-------- RECORDS SHOWN --------

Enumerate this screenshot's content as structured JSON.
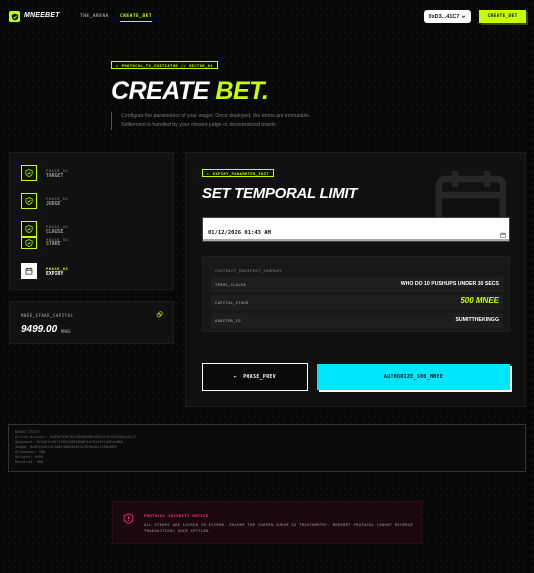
{
  "header": {
    "logo_text": "MNEEBET",
    "nav": [
      {
        "label": "THE_ARENA"
      },
      {
        "label": "CREATE_BET"
      }
    ],
    "wallet_label": "0xD3...41C7",
    "create_label": "CREATE_BET"
  },
  "hero": {
    "tag": "PROTOCOL_TX_INITIATOR // SECTOR_01",
    "title_white": "CREATE",
    "title_green": "BET.",
    "desc_line1": "Configure the parameters of your wager. Once deployed, the terms are immutable.",
    "desc_line2": "Settlement is handled by your chosen judge or decentralized oracle."
  },
  "phases": [
    {
      "num": "PHASE_01",
      "name": "TARGET"
    },
    {
      "num": "PHASE_02",
      "name": "JUDGE"
    },
    {
      "num": "PHASE_03",
      "name": "CLAUSE"
    },
    {
      "num": "PHASE_04",
      "name": "STAKE"
    },
    {
      "num": "PHASE_05",
      "name": "EXPIRY"
    }
  ],
  "capital": {
    "label": "MNEE_STAKE_CAPITAL",
    "value": "9499.00",
    "unit": "MNEE"
  },
  "main": {
    "tag": "EXPIRY_PARAMETER_INIT",
    "title": "SET TEMPORAL LIMIT",
    "date_value": "01/12/2026 01:43 AM",
    "summary_header": "CONTRACT_MANIFEST_SUMMARY",
    "summary_rows": [
      {
        "label": "TERMS_CLAUSE",
        "value": "WHO DO 10 PUSHUPS UNDER 30 SECS"
      },
      {
        "label": "CAPITAL_STAKE",
        "value": "500 MNEE"
      },
      {
        "label": "ARBITER_ID",
        "value": "SUMITTHEKINGG"
      }
    ],
    "prev_label": "PHASE_PREV",
    "authorize_label": "AUTHORIZE_500_MNEE"
  },
  "debug": {
    "lines": [
      "DEBUG_STATE:",
      "Active Account: 0xD3a7E6f1b2C8309d8EfA5C4f1e7A9c2b4c41C7",
      "Opponent: 0x5aE4c9D7f2B1e3A6C8d0F4b7E2a9C1d3F5e8b6",
      "Judge: 0xB7e2A9f4C1d8E3b6F0a5C2e7D9b4A1f3E8c6D0",
      "Allowance: 500",
      "Balance: 9499",
      "Required: 500"
    ]
  },
  "notice": {
    "title": "PROTOCOL SECURITY NOTICE",
    "text": "ALL STAKES ARE LOCKED IN ESCROW. ENSURE THE CHOSEN JUDGE IS TRUSTWORTHY. MNEEBET PROTOCOL CANNOT REVERSE TRANSACTIONS ONCE SETTLED."
  },
  "colors": {
    "accent": "#c6ff00",
    "cyan": "#00e5ff",
    "danger": "#ff2f86",
    "background": "#080808"
  },
  "icons": {
    "logo": "shield-icon",
    "wallet": "chevron-down-icon",
    "phase_done": "check-shield-icon",
    "phase_active": "calendar-icon",
    "capital": "coins-icon",
    "date": "calendar-icon",
    "prev": "arrow-left-icon",
    "notice": "shield-alert-icon"
  }
}
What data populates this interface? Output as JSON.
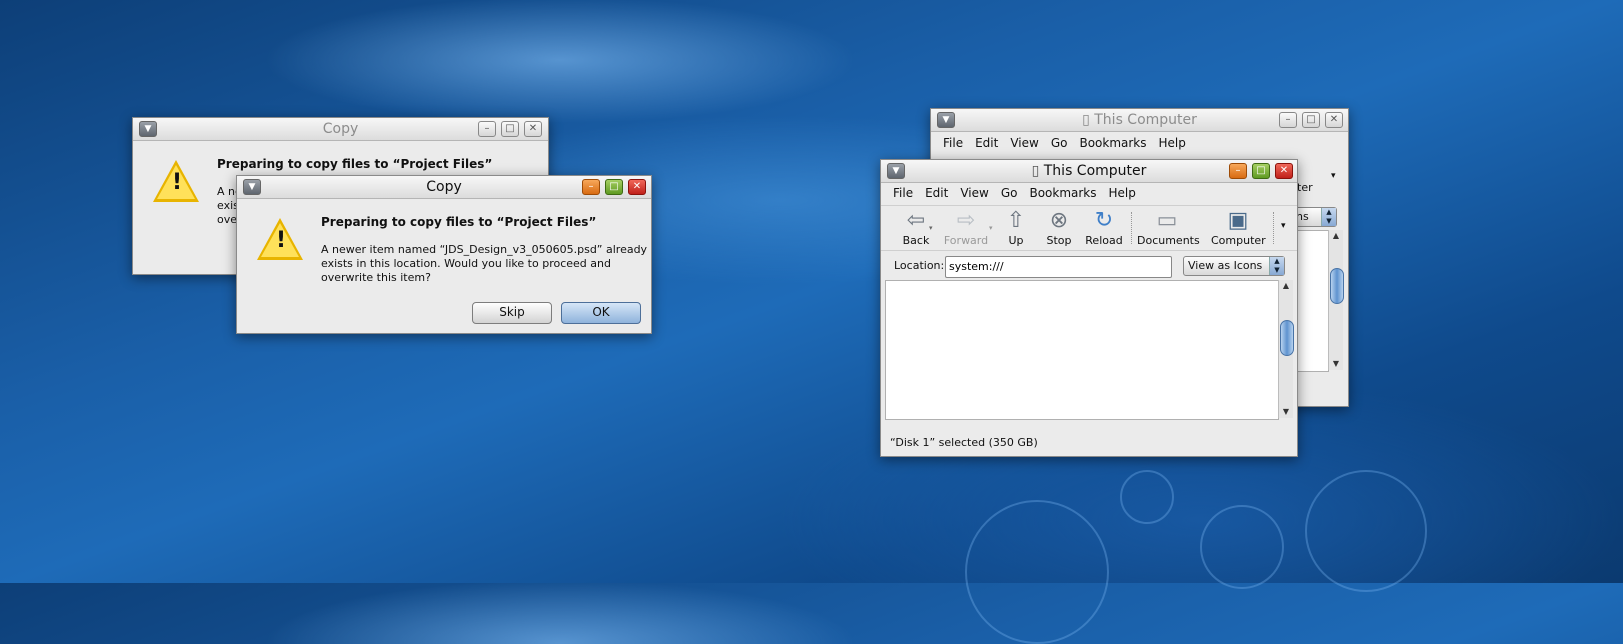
{
  "dialog_back": {
    "title": "Copy",
    "heading": "Preparing to copy files to “Project Files”",
    "body_lines": [
      "A ne",
      "exis",
      "ove"
    ]
  },
  "dialog_front": {
    "title": "Copy",
    "heading": "Preparing to copy files to “Project Files”",
    "body_lines": [
      "A newer item named “JDS_Design_v3_050605.psd” already",
      "exists in this location.  Would you like to proceed and",
      "overwrite this item?"
    ],
    "skip_label": "Skip",
    "ok_label": "OK"
  },
  "browser_back": {
    "title": "This Computer",
    "menus": [
      "File",
      "Edit",
      "View",
      "Go",
      "Bookmarks",
      "Help"
    ],
    "toolbar_fragment": "ter",
    "combo_fragment": "ns"
  },
  "browser_front": {
    "title": "This Computer",
    "menus": [
      "File",
      "Edit",
      "View",
      "Go",
      "Bookmarks",
      "Help"
    ],
    "toolbar": {
      "back": "Back",
      "forward": "Forward",
      "up": "Up",
      "stop": "Stop",
      "reload": "Reload",
      "documents": "Documents",
      "computer": "Computer"
    },
    "location_label": "Location:",
    "location_value": "system:///",
    "view_mode": "View as Icons",
    "status": "“Disk 1” selected (350 GB)"
  }
}
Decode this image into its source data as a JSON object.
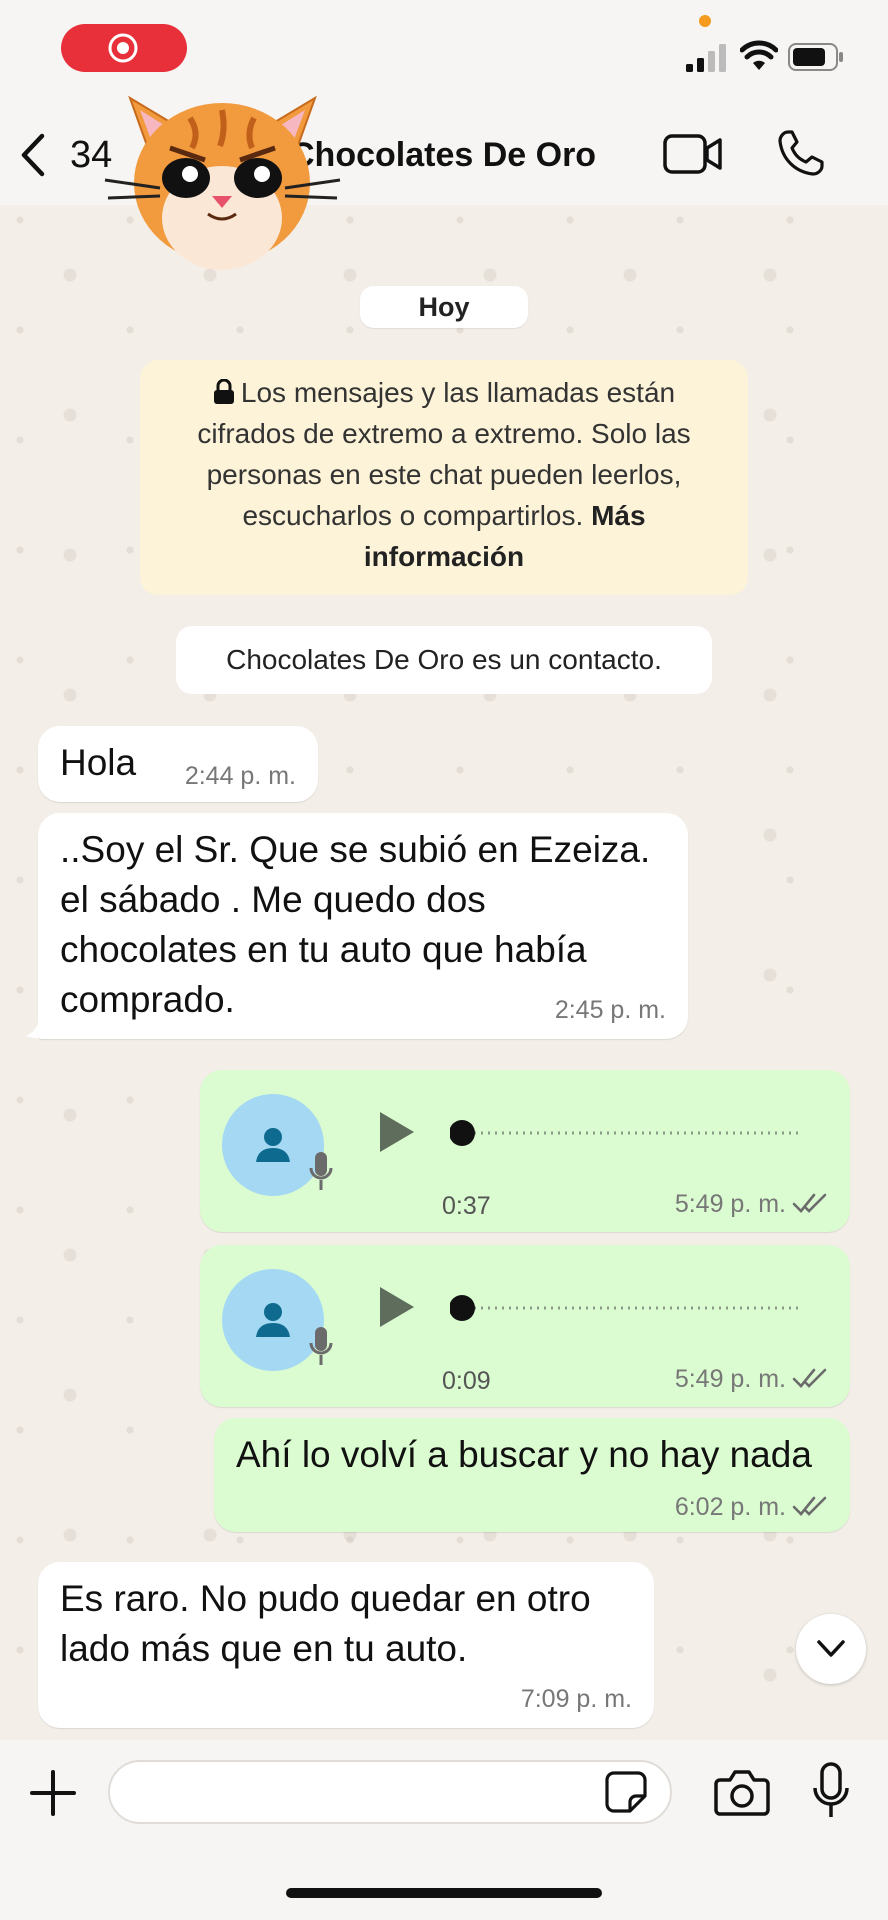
{
  "status_bar": {
    "recording_icon": "screen-record-icon",
    "signal_icon": "signal-icon",
    "wifi_icon": "wifi-icon",
    "battery_icon": "battery-icon"
  },
  "header": {
    "back_count": "34",
    "title": "Chocolates De Oro",
    "video_icon": "video-call-icon",
    "call_icon": "phone-icon"
  },
  "date_pill": "Hoy",
  "encryption_notice": {
    "text": "Los mensajes y las llamadas están cifrados de extremo a extremo. Solo las personas en este chat pueden leerlos, escucharlos o compartirlos.",
    "link": "Más información"
  },
  "contact_notice": "Chocolates De Oro es un contacto.",
  "messages": [
    {
      "direction": "in",
      "text": "Hola",
      "time": "2:44 p. m."
    },
    {
      "direction": "in",
      "text": "..Soy el Sr. Que se subió en Ezeiza. el sábado . Me quedo dos chocolates en tu auto que había comprado.",
      "time": "2:45 p. m."
    },
    {
      "direction": "out",
      "type": "voice",
      "duration": "0:37",
      "time": "5:49 p. m.",
      "status": "read"
    },
    {
      "direction": "out",
      "type": "voice",
      "duration": "0:09",
      "time": "5:49 p. m.",
      "status": "read"
    },
    {
      "direction": "out",
      "text": "Ahí lo volví a buscar y no hay nada",
      "time": "6:02 p. m.",
      "status": "read"
    },
    {
      "direction": "in",
      "text": "Es raro. No  pudo quedar en otro lado más que en tu auto.",
      "time": "7:09 p. m."
    }
  ],
  "composer": {
    "placeholder": "",
    "plus_icon": "plus-icon",
    "sticker_icon": "sticker-icon",
    "camera_icon": "camera-icon",
    "mic_icon": "microphone-icon"
  },
  "colors": {
    "incoming_bubble": "#ffffff",
    "outgoing_bubble": "#dbfcd0",
    "notice_bg": "#fdf3d8",
    "record_pill": "#e8303a",
    "voice_avatar": "#a5d8f3"
  }
}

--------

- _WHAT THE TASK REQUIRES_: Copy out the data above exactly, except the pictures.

- _ANSWER BELOW_:
Enumerate this screenshot's content as structured JSON.
{
  "header": {
    "logo_text": "MNEEBET",
    "nav": [
      {
        "label": "THE_ARENA"
      },
      {
        "label": "CREATE_BET"
      }
    ],
    "wallet_label": "0xD3...41C7",
    "create_label": "CREATE_BET"
  },
  "hero": {
    "tag": "PROTOCOL_TX_INITIATOR // SECTOR_01",
    "title_white": "CREATE",
    "title_green": "BET.",
    "desc_line1": "Configure the parameters of your wager. Once deployed, the terms are immutable.",
    "desc_line2": "Settlement is handled by your chosen judge or decentralized oracle."
  },
  "phases": [
    {
      "num": "PHASE_01",
      "name": "TARGET"
    },
    {
      "num": "PHASE_02",
      "name": "JUDGE"
    },
    {
      "num": "PHASE_03",
      "name": "CLAUSE"
    },
    {
      "num": "PHASE_04",
      "name": "STAKE"
    },
    {
      "num": "PHASE_05",
      "name": "EXPIRY"
    }
  ],
  "capital": {
    "label": "MNEE_STAKE_CAPITAL",
    "value": "9499.00",
    "unit": "MNEE"
  },
  "main": {
    "tag": "EXPIRY_PARAMETER_INIT",
    "title": "SET TEMPORAL LIMIT",
    "date_value": "01/12/2026 01:43 AM",
    "summary_header": "CONTRACT_MANIFEST_SUMMARY",
    "summary_rows": [
      {
        "label": "TERMS_CLAUSE",
        "value": "WHO DO 10 PUSHUPS UNDER 30 SECS"
      },
      {
        "label": "CAPITAL_STAKE",
        "value": "500 MNEE"
      },
      {
        "label": "ARBITER_ID",
        "value": "SUMITTHEKINGG"
      }
    ],
    "prev_label": "PHASE_PREV",
    "authorize_label": "AUTHORIZE_500_MNEE"
  },
  "debug": {
    "lines": [
      "DEBUG_STATE:",
      "Active Account: 0xD3a7E6f1b2C8309d8EfA5C4f1e7A9c2b4c41C7",
      "Opponent: 0x5aE4c9D7f2B1e3A6C8d0F4b7E2a9C1d3F5e8b6",
      "Judge: 0xB7e2A9f4C1d8E3b6F0a5C2e7D9b4A1f3E8c6D0",
      "Allowance: 500",
      "Balance: 9499",
      "Required: 500"
    ]
  },
  "notice": {
    "title": "PROTOCOL SECURITY NOTICE",
    "text": "ALL STAKES ARE LOCKED IN ESCROW. ENSURE THE CHOSEN JUDGE IS TRUSTWORTHY. MNEEBET PROTOCOL CANNOT REVERSE TRANSACTIONS ONCE SETTLED."
  },
  "colors": {
    "accent": "#c6ff00",
    "cyan": "#00e5ff",
    "danger": "#ff2f86",
    "background": "#080808"
  },
  "icons": {
    "logo": "shield-icon",
    "wallet": "chevron-down-icon",
    "phase_done": "check-shield-icon",
    "phase_active": "calendar-icon",
    "capital": "coins-icon",
    "date": "calendar-icon",
    "prev": "arrow-left-icon",
    "notice": "shield-alert-icon"
  }
}
What data populates this interface? Output as JSON.
{
  "dialog_back": {
    "title": "Copy",
    "heading": "Preparing to copy files to “Project Files”",
    "body_lines": [
      "A ne",
      "exis",
      "ove"
    ]
  },
  "dialog_front": {
    "title": "Copy",
    "heading": "Preparing to copy files to “Project Files”",
    "body_lines": [
      "A newer item named “JDS_Design_v3_050605.psd” already",
      "exists in this location.  Would you like to proceed and",
      "overwrite this item?"
    ],
    "skip_label": "Skip",
    "ok_label": "OK"
  },
  "browser_back": {
    "title": "This Computer",
    "menus": [
      "File",
      "Edit",
      "View",
      "Go",
      "Bookmarks",
      "Help"
    ],
    "toolbar_fragment": "ter",
    "combo_fragment": "ns"
  },
  "browser_front": {
    "title": "This Computer",
    "menus": [
      "File",
      "Edit",
      "View",
      "Go",
      "Bookmarks",
      "Help"
    ],
    "toolbar": {
      "back": "Back",
      "forward": "Forward",
      "up": "Up",
      "stop": "Stop",
      "reload": "Reload",
      "documents": "Documents",
      "computer": "Computer"
    },
    "location_label": "Location:",
    "location_value": "system:///",
    "view_mode": "View as Icons",
    "status": "“Disk 1” selected (350 GB)"
  }
}
Decode this image into its source data as a JSON object.
{
  "status_bar": {
    "recording_icon": "screen-record-icon",
    "signal_icon": "signal-icon",
    "wifi_icon": "wifi-icon",
    "battery_icon": "battery-icon"
  },
  "header": {
    "back_count": "34",
    "title": "Chocolates De Oro",
    "video_icon": "video-call-icon",
    "call_icon": "phone-icon"
  },
  "date_pill": "Hoy",
  "encryption_notice": {
    "text": "Los mensajes y las llamadas están cifrados de extremo a extremo. Solo las personas en este chat pueden leerlos, escucharlos o compartirlos.",
    "link": "Más información"
  },
  "contact_notice": "Chocolates De Oro es un contacto.",
  "messages": [
    {
      "direction": "in",
      "text": "Hola",
      "time": "2:44 p. m."
    },
    {
      "direction": "in",
      "text": "..Soy el Sr. Que se subió en Ezeiza. el sábado . Me quedo dos chocolates en tu auto que había comprado.",
      "time": "2:45 p. m."
    },
    {
      "direction": "out",
      "type": "voice",
      "duration": "0:37",
      "time": "5:49 p. m.",
      "status": "read"
    },
    {
      "direction": "out",
      "type": "voice",
      "duration": "0:09",
      "time": "5:49 p. m.",
      "status": "read"
    },
    {
      "direction": "out",
      "text": "Ahí lo volví a buscar y no hay nada",
      "time": "6:02 p. m.",
      "status": "read"
    },
    {
      "direction": "in",
      "text": "Es raro. No  pudo quedar en otro lado más que en tu auto.",
      "time": "7:09 p. m."
    }
  ],
  "composer": {
    "placeholder": "",
    "plus_icon": "plus-icon",
    "sticker_icon": "sticker-icon",
    "camera_icon": "camera-icon",
    "mic_icon": "microphone-icon"
  },
  "colors": {
    "incoming_bubble": "#ffffff",
    "outgoing_bubble": "#dbfcd0",
    "notice_bg": "#fdf3d8",
    "record_pill": "#e8303a",
    "voice_avatar": "#a5d8f3"
  }
}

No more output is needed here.